Records drawn from a dataset
+ + + + +

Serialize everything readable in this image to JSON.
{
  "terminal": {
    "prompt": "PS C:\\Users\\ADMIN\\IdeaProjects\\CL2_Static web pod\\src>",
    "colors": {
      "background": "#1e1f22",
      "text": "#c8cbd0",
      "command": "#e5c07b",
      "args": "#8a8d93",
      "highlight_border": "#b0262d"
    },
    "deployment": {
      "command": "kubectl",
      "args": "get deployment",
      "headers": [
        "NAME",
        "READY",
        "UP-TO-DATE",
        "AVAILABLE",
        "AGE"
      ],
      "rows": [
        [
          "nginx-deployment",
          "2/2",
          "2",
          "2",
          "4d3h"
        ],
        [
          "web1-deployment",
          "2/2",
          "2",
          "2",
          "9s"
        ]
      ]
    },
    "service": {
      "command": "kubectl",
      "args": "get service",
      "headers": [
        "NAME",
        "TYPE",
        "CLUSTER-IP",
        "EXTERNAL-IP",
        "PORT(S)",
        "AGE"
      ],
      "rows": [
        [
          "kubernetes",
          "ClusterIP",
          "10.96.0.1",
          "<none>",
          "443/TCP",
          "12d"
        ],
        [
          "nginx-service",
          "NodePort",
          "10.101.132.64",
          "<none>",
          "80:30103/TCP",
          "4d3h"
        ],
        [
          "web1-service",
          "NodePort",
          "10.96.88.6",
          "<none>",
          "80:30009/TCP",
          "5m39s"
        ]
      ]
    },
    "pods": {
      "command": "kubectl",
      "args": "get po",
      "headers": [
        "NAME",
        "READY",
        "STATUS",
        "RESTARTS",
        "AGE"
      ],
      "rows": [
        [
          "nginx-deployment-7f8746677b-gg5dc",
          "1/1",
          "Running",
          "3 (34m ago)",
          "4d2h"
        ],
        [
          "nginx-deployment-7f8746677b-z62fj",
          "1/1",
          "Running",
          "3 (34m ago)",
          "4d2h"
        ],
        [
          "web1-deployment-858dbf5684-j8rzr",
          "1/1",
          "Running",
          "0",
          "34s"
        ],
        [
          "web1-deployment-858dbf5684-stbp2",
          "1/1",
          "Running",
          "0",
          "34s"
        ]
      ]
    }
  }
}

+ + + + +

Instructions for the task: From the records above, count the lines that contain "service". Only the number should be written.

Solution to the problem: 4